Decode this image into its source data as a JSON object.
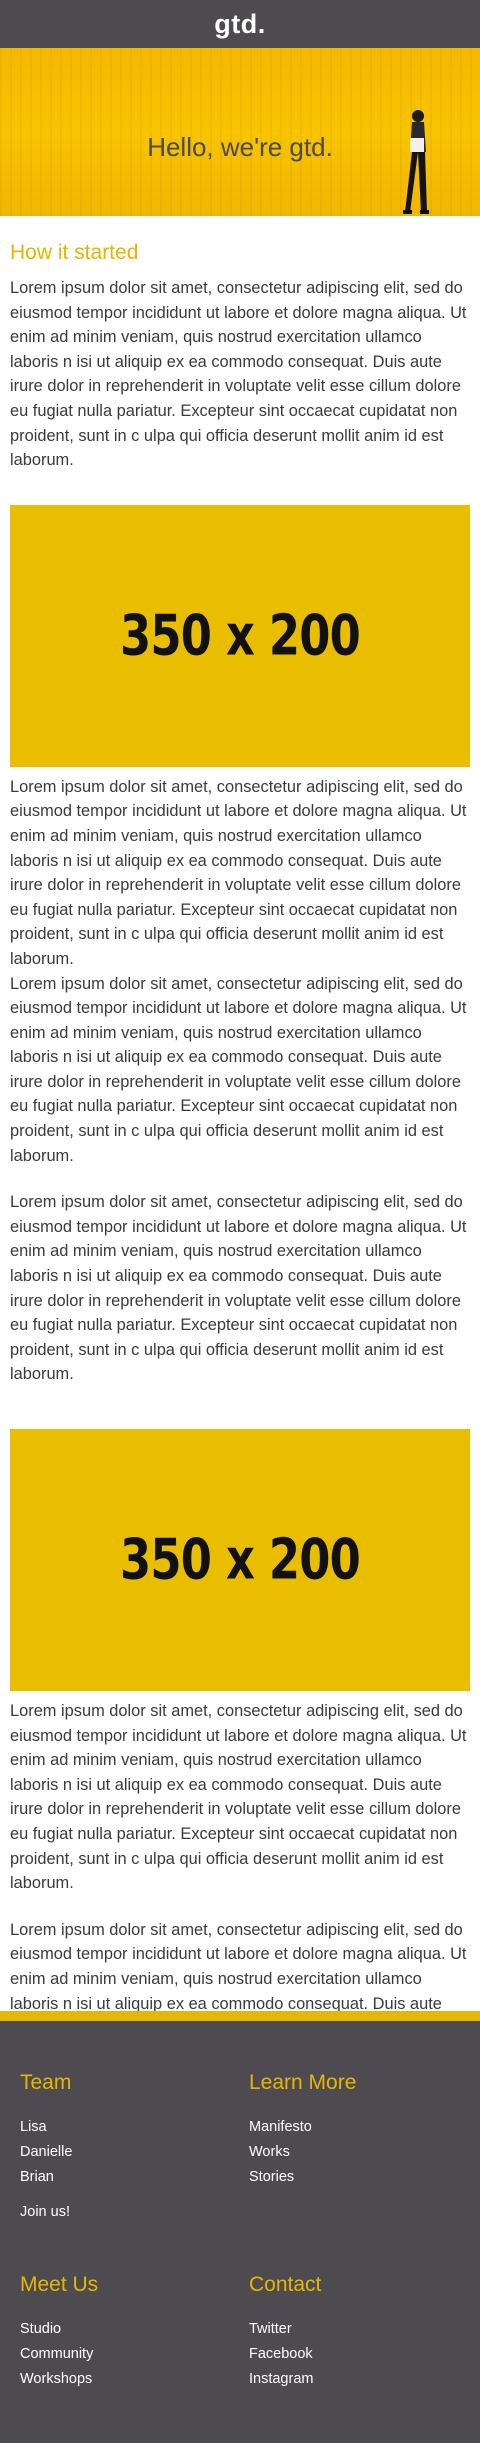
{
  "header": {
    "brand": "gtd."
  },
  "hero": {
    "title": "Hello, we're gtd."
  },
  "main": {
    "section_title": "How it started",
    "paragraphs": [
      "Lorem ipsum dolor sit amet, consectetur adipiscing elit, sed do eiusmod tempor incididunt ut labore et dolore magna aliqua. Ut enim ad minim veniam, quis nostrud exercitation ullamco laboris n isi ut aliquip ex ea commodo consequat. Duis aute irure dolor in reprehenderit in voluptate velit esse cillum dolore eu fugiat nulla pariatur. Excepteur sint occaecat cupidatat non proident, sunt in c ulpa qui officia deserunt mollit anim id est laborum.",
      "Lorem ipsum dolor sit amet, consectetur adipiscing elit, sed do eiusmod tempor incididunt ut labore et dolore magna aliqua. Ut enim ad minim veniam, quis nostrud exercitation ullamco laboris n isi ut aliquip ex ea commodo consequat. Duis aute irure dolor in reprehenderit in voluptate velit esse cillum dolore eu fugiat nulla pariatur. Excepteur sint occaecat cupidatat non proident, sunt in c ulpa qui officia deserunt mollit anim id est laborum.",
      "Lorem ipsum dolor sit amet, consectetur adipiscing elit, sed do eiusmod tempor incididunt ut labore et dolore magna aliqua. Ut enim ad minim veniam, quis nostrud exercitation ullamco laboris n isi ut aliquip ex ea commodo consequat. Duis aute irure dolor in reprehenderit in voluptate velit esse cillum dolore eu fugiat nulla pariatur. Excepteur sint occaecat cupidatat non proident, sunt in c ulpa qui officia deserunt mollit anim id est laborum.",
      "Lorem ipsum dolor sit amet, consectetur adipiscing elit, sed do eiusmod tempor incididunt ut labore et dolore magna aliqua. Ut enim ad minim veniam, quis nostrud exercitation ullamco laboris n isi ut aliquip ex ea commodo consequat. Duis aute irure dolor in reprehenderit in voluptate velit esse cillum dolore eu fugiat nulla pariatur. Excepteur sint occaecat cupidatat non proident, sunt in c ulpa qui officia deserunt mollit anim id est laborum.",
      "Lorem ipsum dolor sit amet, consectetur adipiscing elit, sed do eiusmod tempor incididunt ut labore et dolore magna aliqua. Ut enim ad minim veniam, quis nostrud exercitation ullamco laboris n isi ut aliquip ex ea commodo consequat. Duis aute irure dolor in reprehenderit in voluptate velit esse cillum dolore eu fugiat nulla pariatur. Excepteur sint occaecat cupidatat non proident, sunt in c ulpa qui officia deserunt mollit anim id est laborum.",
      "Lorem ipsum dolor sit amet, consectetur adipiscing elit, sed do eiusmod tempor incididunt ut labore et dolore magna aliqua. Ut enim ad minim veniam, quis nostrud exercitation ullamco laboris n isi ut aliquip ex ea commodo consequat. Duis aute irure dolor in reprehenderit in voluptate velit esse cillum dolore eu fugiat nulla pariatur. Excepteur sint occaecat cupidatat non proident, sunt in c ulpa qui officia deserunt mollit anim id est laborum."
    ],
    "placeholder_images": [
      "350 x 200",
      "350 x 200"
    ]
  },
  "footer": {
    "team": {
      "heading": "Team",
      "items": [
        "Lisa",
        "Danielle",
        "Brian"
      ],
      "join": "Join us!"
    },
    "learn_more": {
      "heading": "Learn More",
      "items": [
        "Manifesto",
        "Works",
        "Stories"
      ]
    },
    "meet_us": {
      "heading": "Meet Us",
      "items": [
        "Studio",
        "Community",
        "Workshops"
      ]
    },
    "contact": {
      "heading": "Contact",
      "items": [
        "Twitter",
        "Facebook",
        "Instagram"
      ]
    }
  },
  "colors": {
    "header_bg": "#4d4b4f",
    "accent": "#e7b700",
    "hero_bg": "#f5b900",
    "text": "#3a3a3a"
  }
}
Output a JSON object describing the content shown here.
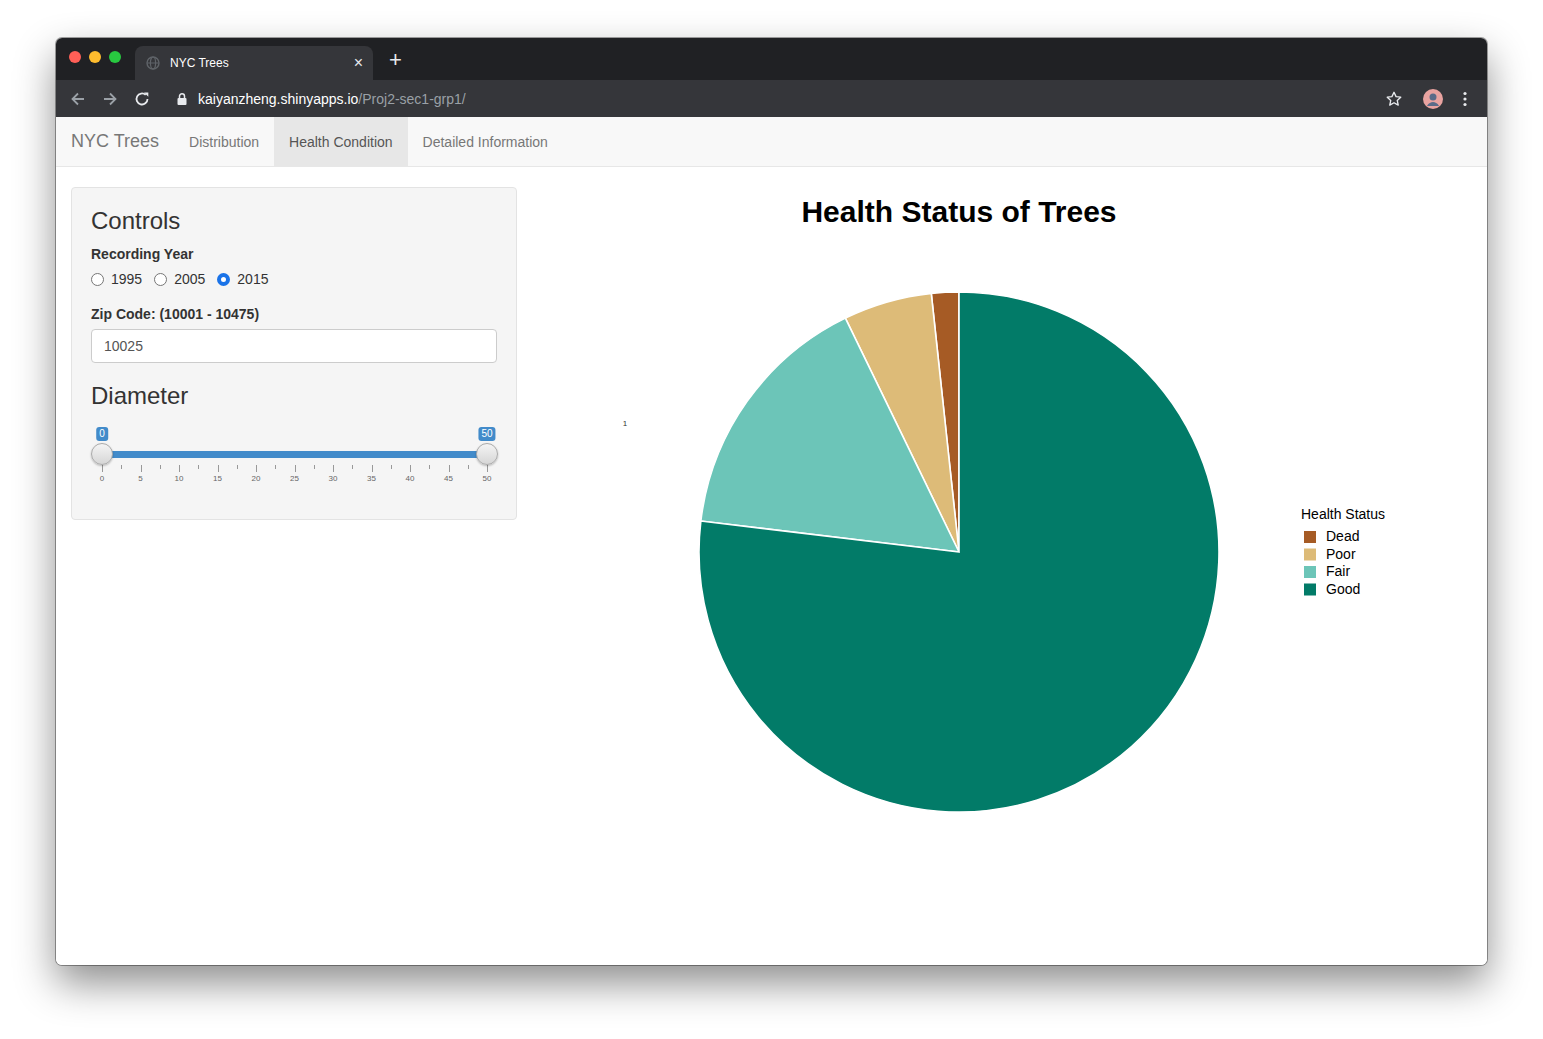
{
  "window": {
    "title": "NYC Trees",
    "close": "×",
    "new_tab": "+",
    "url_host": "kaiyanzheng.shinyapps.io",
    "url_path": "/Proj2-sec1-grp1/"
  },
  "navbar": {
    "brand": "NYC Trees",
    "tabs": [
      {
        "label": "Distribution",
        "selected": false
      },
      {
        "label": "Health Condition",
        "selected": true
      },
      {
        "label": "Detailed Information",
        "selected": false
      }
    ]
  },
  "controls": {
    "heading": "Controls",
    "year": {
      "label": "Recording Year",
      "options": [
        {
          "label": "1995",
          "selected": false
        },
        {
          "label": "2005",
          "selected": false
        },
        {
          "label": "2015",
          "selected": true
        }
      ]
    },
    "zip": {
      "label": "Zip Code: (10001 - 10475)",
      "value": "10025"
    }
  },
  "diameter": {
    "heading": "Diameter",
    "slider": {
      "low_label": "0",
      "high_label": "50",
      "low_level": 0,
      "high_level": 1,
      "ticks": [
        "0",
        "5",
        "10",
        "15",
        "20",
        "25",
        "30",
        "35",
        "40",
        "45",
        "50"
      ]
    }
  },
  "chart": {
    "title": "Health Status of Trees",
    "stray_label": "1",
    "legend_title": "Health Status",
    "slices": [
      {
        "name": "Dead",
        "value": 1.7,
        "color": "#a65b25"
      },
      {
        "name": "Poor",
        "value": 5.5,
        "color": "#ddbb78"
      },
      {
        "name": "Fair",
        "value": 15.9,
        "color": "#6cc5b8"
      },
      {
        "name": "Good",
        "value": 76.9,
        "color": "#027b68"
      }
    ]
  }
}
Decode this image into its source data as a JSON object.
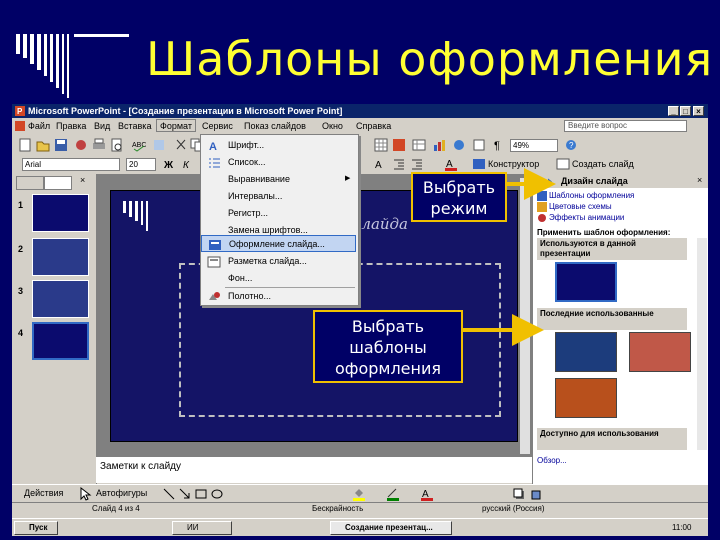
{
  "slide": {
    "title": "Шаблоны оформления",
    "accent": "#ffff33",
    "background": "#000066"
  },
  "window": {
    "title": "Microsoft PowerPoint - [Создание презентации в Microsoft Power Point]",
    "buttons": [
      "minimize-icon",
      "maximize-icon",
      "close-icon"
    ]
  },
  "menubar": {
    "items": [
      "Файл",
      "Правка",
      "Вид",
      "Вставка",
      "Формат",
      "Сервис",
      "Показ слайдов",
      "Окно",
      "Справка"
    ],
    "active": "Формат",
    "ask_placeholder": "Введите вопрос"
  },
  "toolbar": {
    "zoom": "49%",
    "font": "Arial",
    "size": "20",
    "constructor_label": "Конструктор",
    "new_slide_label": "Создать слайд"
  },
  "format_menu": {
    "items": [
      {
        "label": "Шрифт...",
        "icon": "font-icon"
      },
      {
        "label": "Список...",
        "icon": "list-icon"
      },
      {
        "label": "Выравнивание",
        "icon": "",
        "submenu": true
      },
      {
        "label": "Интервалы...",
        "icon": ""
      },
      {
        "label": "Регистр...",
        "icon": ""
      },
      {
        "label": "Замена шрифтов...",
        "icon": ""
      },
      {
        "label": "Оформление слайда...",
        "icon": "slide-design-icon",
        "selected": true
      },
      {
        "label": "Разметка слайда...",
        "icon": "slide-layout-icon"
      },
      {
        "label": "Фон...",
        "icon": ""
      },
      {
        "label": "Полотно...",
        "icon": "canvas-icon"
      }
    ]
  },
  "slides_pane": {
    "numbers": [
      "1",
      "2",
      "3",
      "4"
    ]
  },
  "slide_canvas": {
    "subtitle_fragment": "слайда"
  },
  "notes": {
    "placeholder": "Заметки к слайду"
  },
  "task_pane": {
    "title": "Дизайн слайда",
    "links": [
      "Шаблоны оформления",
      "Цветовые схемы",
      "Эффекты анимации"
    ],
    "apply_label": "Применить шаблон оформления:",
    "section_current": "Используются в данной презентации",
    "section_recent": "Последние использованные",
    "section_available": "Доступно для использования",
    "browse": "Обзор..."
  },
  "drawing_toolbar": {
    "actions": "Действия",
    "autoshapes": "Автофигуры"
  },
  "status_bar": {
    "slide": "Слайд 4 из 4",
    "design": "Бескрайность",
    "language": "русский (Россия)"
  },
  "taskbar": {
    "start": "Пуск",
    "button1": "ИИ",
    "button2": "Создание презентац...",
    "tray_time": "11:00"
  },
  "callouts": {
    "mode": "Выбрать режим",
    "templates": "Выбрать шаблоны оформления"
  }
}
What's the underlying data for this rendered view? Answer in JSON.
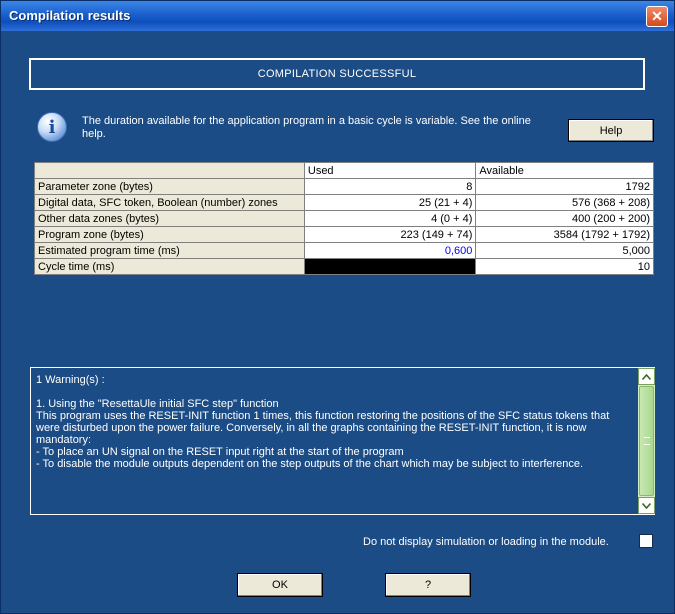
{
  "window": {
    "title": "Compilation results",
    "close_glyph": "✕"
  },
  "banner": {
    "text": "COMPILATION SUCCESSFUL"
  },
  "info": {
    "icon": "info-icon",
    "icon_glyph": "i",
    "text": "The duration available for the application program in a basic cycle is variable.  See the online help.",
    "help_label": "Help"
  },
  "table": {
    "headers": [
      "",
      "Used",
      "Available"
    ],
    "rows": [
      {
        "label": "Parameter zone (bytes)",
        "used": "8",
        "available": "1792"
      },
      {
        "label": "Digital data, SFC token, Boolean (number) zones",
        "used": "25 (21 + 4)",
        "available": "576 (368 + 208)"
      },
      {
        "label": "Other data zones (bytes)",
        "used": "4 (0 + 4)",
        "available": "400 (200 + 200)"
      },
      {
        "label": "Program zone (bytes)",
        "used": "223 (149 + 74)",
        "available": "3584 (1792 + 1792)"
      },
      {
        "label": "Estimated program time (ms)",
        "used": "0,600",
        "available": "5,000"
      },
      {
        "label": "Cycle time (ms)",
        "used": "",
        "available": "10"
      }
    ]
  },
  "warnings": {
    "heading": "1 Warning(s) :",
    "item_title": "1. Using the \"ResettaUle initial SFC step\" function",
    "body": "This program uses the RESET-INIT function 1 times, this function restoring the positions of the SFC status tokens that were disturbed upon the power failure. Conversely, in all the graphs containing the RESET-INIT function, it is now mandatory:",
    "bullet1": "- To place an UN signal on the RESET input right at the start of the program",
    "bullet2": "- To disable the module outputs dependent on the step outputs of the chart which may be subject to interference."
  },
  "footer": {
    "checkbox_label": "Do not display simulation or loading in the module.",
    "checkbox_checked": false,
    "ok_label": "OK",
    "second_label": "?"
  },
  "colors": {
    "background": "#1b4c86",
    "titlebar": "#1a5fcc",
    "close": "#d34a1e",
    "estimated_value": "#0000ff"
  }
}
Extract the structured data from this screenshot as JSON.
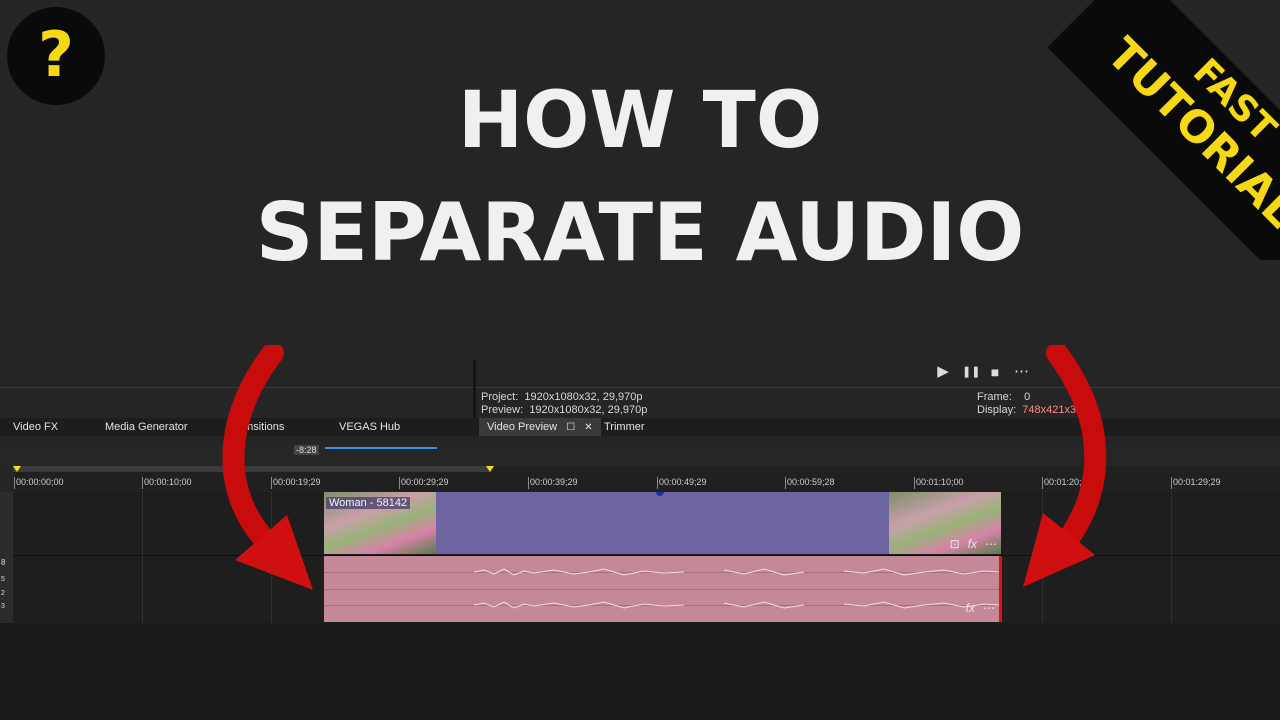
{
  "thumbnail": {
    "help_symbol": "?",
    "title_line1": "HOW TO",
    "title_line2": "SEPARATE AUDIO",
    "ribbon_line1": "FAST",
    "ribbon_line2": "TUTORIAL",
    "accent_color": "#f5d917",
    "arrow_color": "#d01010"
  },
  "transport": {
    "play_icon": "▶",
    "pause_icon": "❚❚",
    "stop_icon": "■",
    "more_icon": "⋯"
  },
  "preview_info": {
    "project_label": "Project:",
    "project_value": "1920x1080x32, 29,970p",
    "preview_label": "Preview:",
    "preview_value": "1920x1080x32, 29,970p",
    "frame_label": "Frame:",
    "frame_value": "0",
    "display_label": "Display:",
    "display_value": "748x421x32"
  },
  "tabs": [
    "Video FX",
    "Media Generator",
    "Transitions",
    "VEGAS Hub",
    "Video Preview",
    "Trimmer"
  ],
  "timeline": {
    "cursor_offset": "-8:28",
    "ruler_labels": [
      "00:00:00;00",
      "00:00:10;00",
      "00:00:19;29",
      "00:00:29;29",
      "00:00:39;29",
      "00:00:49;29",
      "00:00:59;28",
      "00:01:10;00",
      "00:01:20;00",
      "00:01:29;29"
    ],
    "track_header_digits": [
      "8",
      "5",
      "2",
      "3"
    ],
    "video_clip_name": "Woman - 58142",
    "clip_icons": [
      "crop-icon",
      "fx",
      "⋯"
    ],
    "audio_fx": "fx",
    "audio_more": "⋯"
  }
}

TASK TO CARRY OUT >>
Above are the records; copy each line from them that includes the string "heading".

EXERCISE ANSWER >>
      "heading": "Team",
      "heading": "Learn More",
      "heading": "Meet Us",
      "heading": "Contact",
    "heading": "Controls",
    "heading": "Diameter",
    "heading": "1 Warning(s) :",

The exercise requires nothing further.